The Supreme Court recently addressed this issue in Pacific Mutual Life Insurance Company v. Cleopatra Haslip, ___ U.S. ___, 111 S.Ct. 1032, 113 L.Ed.2d 1 (1991), and upheld a punitive damages provision in an Alabama insurance law. The Court commented generally that punitive damages existed at common law and therefore could not be considered per se unconstitutional.
More specifically, though, the Court noted Alabama's statute had multiple layers of protection against unbridled punitive awards. First, the Court mentioned the jury instructions that accompanied a punitive damages claim. In Alabama, judges tell the jury punitive damages exist to deter future illicit behavior and punish past practices. Second, the Court noted Alabama judges could review punitive awards after the trial to ensure fairness. Finally, the Court identified the Alabama supreme court's review of punitive awards as yet another safeguard.

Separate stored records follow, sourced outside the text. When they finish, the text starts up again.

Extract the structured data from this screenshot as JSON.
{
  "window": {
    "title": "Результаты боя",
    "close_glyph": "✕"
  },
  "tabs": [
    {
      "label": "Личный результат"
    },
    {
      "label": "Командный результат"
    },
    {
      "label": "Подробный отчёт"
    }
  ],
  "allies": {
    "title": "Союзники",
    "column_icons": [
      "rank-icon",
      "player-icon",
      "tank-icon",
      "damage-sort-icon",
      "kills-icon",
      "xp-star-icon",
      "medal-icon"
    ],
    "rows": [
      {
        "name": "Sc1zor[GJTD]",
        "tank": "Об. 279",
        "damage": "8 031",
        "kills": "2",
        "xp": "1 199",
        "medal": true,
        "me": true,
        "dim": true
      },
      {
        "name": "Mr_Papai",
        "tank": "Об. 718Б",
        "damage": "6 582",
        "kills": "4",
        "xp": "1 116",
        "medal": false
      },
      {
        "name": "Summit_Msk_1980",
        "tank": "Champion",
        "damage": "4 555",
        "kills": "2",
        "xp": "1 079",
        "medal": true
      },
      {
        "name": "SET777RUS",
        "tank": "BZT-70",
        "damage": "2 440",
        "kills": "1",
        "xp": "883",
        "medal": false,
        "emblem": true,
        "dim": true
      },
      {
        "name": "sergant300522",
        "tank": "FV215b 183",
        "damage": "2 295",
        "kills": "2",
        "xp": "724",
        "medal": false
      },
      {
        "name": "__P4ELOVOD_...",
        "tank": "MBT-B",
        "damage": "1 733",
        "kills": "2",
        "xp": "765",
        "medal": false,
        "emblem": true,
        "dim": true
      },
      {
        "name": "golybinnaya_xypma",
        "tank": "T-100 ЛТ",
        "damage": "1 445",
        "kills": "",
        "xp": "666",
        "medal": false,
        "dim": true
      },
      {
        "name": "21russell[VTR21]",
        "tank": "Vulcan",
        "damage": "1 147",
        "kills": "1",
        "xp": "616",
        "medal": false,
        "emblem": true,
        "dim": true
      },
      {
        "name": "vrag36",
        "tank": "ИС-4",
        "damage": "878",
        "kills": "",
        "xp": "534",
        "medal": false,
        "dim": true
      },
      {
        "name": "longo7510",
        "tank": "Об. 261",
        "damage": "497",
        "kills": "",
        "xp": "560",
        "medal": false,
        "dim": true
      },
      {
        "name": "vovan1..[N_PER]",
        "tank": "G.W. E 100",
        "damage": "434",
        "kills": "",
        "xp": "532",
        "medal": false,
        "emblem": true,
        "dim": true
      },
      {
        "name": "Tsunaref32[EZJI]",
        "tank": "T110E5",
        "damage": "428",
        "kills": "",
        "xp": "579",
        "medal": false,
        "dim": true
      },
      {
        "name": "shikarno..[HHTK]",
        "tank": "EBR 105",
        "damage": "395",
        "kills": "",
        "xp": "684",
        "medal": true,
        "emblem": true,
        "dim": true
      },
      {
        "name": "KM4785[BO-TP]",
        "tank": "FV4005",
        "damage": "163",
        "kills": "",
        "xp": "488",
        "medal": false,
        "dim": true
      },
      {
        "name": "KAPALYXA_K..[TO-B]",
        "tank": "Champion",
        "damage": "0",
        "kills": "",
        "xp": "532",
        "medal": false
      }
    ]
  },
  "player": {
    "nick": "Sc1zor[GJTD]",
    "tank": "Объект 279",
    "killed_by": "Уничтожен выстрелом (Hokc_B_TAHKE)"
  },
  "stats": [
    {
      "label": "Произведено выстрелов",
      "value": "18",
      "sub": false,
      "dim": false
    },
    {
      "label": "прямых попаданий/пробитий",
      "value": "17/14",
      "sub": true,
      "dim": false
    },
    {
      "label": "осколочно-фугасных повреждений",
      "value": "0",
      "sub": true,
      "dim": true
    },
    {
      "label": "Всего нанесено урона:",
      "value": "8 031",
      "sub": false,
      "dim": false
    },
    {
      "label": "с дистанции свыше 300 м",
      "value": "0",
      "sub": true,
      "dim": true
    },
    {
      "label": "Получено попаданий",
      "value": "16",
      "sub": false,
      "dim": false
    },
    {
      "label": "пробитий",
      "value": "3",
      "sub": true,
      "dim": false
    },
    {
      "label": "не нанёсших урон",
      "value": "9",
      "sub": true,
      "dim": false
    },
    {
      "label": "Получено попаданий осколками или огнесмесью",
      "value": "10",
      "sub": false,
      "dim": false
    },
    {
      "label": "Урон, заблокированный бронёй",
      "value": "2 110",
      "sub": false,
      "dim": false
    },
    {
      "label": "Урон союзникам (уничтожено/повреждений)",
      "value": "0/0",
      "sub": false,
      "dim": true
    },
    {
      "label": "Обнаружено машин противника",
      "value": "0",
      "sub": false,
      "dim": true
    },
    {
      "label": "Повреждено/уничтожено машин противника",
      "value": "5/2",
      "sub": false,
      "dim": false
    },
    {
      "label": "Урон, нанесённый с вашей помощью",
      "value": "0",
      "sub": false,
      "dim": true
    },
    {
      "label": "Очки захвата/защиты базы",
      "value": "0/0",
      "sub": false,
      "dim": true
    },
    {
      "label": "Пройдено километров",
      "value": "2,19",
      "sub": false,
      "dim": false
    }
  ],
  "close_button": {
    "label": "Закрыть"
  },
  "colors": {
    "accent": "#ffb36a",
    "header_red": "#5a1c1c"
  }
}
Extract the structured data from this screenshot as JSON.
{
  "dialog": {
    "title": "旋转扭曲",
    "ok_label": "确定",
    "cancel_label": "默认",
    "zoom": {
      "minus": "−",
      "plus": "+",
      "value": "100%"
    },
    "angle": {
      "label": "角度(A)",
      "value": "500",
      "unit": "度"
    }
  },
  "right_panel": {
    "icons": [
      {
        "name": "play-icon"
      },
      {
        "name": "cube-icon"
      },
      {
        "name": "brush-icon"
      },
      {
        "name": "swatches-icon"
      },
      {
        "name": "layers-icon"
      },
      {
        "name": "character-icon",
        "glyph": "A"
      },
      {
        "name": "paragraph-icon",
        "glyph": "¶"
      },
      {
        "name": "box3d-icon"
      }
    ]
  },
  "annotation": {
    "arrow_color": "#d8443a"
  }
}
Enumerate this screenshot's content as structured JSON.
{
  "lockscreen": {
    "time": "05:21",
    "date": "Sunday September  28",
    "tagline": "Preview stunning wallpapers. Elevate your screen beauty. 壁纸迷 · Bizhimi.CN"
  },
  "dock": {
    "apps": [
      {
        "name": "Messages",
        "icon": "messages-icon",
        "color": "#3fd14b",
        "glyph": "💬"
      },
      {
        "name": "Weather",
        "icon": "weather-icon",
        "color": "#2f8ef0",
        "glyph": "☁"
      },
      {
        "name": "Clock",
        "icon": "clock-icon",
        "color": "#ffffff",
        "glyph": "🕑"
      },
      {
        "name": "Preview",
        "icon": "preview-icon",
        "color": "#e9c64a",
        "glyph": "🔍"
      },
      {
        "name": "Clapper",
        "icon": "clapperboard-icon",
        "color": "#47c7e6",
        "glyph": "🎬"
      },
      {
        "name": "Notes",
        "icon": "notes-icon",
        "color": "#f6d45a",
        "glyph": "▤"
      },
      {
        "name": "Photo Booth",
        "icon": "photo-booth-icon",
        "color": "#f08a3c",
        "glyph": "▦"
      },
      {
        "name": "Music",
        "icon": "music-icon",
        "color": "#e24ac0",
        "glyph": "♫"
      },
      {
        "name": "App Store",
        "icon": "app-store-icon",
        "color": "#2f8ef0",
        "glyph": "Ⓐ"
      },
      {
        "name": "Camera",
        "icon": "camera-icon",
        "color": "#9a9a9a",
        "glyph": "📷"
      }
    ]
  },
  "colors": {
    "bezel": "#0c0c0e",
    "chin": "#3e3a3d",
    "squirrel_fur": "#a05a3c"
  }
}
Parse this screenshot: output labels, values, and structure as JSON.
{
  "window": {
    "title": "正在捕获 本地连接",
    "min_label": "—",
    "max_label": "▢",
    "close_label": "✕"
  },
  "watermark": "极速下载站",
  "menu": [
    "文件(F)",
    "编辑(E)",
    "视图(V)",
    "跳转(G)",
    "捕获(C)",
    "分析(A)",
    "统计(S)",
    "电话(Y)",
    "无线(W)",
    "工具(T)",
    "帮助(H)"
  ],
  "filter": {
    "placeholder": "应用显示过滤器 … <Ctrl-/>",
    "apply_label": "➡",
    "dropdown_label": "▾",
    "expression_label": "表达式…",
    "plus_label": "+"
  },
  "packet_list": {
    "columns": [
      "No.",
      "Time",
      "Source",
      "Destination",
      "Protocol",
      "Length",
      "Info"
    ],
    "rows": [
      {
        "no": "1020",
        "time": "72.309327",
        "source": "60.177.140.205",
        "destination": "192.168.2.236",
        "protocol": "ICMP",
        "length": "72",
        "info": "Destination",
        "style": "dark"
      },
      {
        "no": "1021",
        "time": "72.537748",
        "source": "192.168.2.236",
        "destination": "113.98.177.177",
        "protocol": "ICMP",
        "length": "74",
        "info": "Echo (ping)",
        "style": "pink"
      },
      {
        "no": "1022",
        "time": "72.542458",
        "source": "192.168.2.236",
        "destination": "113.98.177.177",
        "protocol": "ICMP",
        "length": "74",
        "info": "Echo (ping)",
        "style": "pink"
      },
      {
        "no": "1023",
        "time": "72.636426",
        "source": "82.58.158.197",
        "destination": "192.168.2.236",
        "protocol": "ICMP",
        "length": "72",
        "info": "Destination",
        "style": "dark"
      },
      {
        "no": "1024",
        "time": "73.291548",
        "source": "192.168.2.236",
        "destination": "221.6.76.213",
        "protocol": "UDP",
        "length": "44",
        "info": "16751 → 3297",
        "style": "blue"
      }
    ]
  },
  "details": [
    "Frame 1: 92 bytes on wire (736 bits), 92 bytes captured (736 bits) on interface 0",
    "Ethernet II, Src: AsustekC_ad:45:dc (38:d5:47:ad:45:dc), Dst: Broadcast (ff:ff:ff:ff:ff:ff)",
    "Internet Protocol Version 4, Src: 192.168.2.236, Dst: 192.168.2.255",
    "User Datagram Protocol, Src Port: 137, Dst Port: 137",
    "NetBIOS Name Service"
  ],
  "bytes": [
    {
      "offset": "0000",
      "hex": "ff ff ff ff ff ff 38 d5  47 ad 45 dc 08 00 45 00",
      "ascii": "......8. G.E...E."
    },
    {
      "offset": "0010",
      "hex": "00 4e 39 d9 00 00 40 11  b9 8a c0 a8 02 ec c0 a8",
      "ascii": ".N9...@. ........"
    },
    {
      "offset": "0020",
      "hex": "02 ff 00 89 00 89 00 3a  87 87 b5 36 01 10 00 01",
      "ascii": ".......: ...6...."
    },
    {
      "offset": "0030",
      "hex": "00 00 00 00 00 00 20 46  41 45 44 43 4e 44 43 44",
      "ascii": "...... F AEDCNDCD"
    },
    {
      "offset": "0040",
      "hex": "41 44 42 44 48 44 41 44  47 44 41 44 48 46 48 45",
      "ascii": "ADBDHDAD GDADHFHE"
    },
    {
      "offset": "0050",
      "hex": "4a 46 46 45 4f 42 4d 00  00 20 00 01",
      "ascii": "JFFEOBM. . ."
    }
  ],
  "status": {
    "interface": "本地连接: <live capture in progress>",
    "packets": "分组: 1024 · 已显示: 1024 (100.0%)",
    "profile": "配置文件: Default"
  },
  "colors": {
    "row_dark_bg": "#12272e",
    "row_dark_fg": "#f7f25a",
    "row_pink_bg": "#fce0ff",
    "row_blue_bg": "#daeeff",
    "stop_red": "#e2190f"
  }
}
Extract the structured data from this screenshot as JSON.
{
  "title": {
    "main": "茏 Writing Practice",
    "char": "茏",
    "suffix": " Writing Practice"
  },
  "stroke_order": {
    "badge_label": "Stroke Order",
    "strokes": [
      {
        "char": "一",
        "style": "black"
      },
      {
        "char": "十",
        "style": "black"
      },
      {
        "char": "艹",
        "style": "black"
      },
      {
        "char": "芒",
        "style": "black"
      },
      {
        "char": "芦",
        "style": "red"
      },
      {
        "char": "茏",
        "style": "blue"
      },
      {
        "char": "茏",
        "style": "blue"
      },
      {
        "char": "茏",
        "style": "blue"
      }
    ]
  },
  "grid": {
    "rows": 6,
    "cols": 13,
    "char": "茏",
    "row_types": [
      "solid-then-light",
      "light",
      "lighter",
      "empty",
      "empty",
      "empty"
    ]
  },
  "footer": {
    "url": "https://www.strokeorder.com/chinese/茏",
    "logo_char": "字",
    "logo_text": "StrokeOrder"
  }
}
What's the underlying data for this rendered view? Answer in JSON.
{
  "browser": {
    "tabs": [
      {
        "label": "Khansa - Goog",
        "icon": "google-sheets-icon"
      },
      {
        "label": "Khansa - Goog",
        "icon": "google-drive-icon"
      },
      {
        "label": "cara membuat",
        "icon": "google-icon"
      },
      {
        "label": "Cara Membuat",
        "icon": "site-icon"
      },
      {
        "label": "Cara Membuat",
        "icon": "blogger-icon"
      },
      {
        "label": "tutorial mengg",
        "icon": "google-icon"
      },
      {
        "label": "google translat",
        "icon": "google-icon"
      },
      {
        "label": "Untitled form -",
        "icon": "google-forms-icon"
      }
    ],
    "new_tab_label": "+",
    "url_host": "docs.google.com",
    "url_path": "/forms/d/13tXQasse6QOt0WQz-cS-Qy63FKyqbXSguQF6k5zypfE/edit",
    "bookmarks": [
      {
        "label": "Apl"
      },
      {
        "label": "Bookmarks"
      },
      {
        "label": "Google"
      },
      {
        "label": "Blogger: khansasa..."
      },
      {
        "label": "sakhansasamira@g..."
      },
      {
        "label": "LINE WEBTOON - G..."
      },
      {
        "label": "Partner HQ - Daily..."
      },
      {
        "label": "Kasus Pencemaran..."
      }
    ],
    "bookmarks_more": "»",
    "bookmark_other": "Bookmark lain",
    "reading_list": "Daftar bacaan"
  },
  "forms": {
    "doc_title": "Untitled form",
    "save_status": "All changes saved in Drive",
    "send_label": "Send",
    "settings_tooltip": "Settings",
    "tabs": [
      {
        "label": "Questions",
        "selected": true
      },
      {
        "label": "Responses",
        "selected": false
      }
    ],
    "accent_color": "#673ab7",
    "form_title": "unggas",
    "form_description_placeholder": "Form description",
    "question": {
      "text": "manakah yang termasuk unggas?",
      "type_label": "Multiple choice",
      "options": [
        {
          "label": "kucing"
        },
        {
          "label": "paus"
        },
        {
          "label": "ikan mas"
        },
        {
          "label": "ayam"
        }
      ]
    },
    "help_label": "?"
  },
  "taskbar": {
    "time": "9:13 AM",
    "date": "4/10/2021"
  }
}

For all of these reasons, the Court decided the Alabama statute met the constitutional requirements for due process.
For the same reasons, I hold section 8371 is also constitutionally valid. Clearly, the Pacific Mutual general holding that punitive damages are not per se unconstitutional applies here too. More specifically, though, Pennsylvania law affords essentially the same protection as Alabama's.
Pennsylvania bases its punitive damages on the same principles as Alabama: punishment and deterrence. See Kirkbride v. Lisbon Contractors, Inc., 521 Pa. 97, 555 A.2d 800 (1989). In addition, Pennsylvania has adopted section 908(2) of the Second Restatement of Torts which explains relevant considerations for establishing punitive damages.
The Restatement provides:
Punitive damages may only be awarded for conduct that is outrageous, because of the defendant's evil motive or his reckless indifference to the rights of others. In assessing punitive damages, the trier of fact can properly consider the character of the defendant's act, the nature and extent of the harm to plaintiff that the defendant caused or intended to cause and the wealth of the defendant.
Further, like Alabama, Pennsylvania provides for review of punitive awards at both the trial and appellate level. See Sulecki v. Southeast National Bank, 358 Pa. Super. 132, 516 A.2d 1217 (1986) (explaining and executing this review).
Clearly, Pennsylvania law makes considerable effort to ensure that punitive damage awards are reasonable. The Pennsylvania system kicks in before the jury considers the matter and provides supervision throughout any appeal process. In light of these safeguards and their similarity to the ones the Supreme Court explicitly approved in Pacific Mutual, I hold section 8371's punitive damages provision satisfies due process.
For these reasons, I find section 8371 is not void for vagueness and satisfies the plaintiff's fourteenth amendment rights. As a result, I will not dismiss plaintiff's second count.